In late 1944, with the Allied bombing campaign taking its toll on German infrastructure and war-making capabilities, Luftwaffe High Command enacted the "Emergency Fighter Program" to help stave off defeat. There were numerous contributions to the program though many did not see the "light of day" as it were due to the end of the war or other factors. Two notable projects to emerge from the initiative became the Arado Ar 234 "Blitz" jet-powered bomber and the Heinkel He 162 "Volksjager" - both detailed elsewhere on this site. One entry destined to not see go beyond the drawing boards became the Henschel He P.135 put forth by Henschel Flugzeugwerke AG.
Founded in 1810 and centered on the business of mechanical / automotive engineering for decades, the Henschel concern was making combat aircraft for the German Luftwaffe since the 1930s. When war came to Germany and the rest of Europe in September of 1939, business for many parties boomed but many of Henschel's existing products were of 1930s origin so it attempted several projects during the war with the most successful of these becoming the Hs 129 close-support / anti-tank platform; over 800 were produced before the end. Beyond this, the company had little to hang on its hat on in terms of aviation legacy during the war - the P.87 high-speed bomber, P.75 heavy fighter and P.135 fighter-interceptor were all ultimately-abandoned initiatives.
When the Luftwaffe called for a single-seat jet-powered fighter, Henschel turned to an earlier design it had privately been working on to produce the framework for the proposed "P.135". The aircraft was given a "tailless" design which involved just a single vertical fin and no horizontal planes of any kind at its aft-end. The wing mainplanes of 30.25 foot span were well-swept towards the rear but, of particular note, these were given straight-edged, up-turned tips to break both the leading and trailing sweep lines. The trailing edge was of a saw-tooth style which were very modern for the period. This "compound" swept-wing approach was intended to spread about the forces of high-speed flight when approaching the critical Mach number, reducing vibration and compression along its span and providing for a more stable, safer aircraft capable of extreme-high-speed flight at heavier loads than originally thought.
The 25.5 foot-long fuselage took on a deep appearance with the intake positioned set at the cut-off nose section and the engine exhausting at the rear, just under the tail unit. The cockpit would be seated near midships and feature a raised spine for more internal volume at the expense of vision to the rear. The wings were to be mid-mounted along the sides of the fuselage. A modern tricycle undercarriage would be utilized for ground-running.

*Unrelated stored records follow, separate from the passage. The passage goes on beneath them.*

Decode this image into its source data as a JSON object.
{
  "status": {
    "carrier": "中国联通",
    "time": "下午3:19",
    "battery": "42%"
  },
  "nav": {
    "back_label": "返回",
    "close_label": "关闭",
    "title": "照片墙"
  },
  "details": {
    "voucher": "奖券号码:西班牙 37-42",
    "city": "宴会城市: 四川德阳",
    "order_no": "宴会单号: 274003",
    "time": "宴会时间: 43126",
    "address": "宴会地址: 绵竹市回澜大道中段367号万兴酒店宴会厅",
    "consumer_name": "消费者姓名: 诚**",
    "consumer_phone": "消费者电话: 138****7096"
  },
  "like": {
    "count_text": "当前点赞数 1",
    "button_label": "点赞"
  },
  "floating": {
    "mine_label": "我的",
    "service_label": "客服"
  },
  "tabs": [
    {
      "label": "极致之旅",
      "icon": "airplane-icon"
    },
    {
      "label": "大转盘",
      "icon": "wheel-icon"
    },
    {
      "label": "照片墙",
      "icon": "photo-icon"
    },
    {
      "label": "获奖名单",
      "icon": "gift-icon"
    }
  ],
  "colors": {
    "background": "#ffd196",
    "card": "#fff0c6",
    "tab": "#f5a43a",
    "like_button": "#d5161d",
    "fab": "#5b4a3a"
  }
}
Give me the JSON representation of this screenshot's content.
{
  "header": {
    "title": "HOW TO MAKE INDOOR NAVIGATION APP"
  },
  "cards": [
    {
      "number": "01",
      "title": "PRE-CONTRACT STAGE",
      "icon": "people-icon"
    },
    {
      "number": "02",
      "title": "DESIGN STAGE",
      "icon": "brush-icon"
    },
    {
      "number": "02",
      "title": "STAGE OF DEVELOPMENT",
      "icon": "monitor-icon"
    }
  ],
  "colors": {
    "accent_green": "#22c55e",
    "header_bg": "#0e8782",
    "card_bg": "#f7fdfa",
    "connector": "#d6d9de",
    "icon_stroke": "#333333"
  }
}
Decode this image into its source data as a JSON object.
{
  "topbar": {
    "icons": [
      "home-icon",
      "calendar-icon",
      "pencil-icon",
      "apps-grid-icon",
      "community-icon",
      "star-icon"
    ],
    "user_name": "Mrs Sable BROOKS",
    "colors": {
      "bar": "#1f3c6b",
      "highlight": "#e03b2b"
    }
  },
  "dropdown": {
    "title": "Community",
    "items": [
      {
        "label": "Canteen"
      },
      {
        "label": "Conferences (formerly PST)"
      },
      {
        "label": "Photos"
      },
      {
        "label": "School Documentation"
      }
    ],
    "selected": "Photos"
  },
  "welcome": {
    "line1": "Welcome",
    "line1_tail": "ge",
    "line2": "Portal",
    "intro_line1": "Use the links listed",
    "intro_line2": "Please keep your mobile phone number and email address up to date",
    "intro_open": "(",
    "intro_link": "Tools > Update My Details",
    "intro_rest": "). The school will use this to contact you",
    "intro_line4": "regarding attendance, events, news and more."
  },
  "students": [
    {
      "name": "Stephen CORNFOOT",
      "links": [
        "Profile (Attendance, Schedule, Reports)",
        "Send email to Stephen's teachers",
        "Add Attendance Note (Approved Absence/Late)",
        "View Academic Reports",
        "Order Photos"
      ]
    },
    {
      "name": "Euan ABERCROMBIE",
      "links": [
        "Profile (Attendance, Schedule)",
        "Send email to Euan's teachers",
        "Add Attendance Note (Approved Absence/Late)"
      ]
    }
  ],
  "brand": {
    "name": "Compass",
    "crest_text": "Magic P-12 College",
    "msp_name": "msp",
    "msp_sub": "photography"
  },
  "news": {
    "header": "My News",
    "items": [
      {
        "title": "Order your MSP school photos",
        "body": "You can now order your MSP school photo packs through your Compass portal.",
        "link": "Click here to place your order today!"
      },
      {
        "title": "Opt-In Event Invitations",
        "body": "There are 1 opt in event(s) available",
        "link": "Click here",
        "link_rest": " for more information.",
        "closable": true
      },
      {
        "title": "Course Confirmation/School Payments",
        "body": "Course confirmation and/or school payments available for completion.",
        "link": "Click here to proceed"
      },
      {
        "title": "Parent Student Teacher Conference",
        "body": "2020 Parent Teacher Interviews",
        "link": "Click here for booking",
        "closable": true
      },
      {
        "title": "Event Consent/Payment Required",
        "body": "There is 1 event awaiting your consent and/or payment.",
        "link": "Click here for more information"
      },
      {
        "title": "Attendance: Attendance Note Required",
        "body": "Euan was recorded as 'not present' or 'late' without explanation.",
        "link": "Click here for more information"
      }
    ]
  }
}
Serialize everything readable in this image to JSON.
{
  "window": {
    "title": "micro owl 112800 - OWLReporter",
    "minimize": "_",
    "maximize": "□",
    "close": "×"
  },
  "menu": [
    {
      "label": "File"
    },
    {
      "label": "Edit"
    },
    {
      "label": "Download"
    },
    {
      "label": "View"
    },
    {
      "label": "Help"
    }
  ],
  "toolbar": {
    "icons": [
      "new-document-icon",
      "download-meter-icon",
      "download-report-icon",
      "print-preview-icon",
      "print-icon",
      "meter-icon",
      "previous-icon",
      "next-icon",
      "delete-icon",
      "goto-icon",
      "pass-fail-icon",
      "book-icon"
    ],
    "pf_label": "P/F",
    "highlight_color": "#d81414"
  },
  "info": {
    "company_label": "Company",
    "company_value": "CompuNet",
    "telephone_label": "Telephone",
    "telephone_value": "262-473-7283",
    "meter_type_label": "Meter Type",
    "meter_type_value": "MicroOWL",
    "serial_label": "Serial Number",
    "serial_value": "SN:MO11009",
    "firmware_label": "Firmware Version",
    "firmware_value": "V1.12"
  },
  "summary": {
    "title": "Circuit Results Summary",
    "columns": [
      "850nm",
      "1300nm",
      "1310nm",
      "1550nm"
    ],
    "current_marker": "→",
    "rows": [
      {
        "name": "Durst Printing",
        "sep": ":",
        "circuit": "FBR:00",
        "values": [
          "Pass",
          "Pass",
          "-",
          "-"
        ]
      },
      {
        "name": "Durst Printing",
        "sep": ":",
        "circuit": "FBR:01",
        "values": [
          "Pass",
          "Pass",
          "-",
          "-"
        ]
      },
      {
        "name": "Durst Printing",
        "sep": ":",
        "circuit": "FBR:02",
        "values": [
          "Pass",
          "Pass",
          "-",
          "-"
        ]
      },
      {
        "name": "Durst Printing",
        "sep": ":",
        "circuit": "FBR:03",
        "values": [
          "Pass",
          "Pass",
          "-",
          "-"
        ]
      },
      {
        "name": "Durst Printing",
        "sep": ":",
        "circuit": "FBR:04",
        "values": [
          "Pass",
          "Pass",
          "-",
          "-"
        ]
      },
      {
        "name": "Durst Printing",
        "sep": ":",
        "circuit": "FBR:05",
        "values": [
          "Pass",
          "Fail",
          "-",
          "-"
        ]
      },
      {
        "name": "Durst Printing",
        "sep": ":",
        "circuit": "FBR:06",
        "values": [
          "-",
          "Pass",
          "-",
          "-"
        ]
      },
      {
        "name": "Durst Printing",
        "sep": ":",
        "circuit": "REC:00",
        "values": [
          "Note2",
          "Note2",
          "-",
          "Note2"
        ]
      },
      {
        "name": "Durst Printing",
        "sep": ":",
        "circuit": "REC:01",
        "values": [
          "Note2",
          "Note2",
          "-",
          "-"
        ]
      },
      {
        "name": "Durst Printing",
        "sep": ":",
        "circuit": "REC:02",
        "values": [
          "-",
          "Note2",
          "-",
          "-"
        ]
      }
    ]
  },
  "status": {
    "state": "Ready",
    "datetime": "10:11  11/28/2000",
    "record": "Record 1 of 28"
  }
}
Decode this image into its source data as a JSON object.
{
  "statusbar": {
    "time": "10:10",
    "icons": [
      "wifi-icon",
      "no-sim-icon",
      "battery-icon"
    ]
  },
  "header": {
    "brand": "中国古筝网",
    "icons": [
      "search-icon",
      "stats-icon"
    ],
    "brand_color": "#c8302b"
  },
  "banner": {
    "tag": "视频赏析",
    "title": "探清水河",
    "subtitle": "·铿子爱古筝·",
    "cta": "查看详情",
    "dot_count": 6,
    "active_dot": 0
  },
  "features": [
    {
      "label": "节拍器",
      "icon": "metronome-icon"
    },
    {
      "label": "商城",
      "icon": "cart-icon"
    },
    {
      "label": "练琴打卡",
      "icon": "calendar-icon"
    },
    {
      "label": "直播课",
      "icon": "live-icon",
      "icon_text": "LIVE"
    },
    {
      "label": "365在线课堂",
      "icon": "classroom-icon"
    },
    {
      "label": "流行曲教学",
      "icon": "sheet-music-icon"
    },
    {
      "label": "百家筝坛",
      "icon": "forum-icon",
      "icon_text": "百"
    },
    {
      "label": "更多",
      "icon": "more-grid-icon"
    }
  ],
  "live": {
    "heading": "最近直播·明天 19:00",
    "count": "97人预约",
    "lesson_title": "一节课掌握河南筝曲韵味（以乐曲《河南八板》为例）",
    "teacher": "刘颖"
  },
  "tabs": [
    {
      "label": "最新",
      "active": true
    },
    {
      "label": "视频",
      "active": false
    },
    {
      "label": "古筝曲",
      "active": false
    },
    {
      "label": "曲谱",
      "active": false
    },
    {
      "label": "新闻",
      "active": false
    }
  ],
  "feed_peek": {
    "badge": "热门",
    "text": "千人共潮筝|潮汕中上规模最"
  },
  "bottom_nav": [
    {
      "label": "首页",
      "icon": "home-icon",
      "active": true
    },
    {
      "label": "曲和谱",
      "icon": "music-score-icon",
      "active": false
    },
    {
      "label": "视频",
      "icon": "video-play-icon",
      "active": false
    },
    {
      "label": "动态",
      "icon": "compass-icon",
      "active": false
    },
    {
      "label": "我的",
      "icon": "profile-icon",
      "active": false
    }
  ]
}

Proposed armament was to become 4 x 30mm MK 108 autocannons, two seat under the "chin" of the aircraft and one to each wing root for a formidable punch against Allied bombers of the period. The engine of choice would have been the Heinkel-Hirth HeS 011 turbojet engine, this unit buried within the aft-section of the fighter-interceptor. with its futuristic design and proposed propulsion scheme, the aircraft was estimated to have a maximum speed of 612 miles-per-hour - putting it well out of reach of ground-based fire or counter-interceptors and bomber escorts.
In any event, the P.135 was not selected for further development and only existed as a "paper" airplane for its part in the war - a war which would end with the complete surrender of Germany in May of 1945. Nevertheless, the P.135 deserves its footnote in military aviation history for its rather forward-thinking design.